[Entries from a dataset of interfaces]

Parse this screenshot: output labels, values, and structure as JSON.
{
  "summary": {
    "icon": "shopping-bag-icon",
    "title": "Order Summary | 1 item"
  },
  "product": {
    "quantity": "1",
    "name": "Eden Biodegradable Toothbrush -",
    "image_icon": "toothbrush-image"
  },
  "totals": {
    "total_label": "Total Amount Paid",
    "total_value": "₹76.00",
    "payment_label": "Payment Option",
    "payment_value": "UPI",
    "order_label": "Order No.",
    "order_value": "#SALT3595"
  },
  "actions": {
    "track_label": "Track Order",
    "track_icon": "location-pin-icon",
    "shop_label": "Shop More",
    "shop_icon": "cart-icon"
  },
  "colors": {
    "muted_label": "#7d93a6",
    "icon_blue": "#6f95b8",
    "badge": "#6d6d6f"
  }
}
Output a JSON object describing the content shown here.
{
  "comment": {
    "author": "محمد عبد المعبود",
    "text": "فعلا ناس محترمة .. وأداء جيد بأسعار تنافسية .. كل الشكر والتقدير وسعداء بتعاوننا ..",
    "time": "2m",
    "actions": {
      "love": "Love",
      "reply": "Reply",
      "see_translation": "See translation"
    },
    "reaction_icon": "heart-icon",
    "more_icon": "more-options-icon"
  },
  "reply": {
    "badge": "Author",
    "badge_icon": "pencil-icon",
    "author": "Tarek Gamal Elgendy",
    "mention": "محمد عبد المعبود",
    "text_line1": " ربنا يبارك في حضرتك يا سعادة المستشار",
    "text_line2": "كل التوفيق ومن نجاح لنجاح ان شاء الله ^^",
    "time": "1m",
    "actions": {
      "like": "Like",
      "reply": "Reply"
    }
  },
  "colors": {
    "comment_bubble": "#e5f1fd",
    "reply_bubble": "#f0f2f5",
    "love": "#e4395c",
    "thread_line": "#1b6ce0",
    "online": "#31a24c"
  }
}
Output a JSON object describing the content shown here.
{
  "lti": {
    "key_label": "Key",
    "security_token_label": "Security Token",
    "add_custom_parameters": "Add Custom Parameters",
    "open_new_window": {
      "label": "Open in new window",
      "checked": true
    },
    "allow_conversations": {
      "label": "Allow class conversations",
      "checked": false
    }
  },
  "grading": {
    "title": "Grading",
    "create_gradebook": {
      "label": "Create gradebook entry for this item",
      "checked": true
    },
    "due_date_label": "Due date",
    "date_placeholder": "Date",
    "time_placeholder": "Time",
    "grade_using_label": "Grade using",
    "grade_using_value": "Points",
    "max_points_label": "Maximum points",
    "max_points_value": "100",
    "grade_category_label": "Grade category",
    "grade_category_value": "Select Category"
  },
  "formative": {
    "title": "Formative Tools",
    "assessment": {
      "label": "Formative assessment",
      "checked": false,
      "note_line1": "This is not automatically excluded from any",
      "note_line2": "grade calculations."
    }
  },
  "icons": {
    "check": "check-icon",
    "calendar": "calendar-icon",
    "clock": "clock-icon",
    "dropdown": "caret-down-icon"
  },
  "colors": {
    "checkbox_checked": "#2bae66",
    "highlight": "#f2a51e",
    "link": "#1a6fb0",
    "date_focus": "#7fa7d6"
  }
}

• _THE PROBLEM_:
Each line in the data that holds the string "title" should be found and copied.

• _PROBLEM SOLUTION_:
    "title": "Order Summary | 1 item"
    "title": "Grading",
    "title": "Formative Tools",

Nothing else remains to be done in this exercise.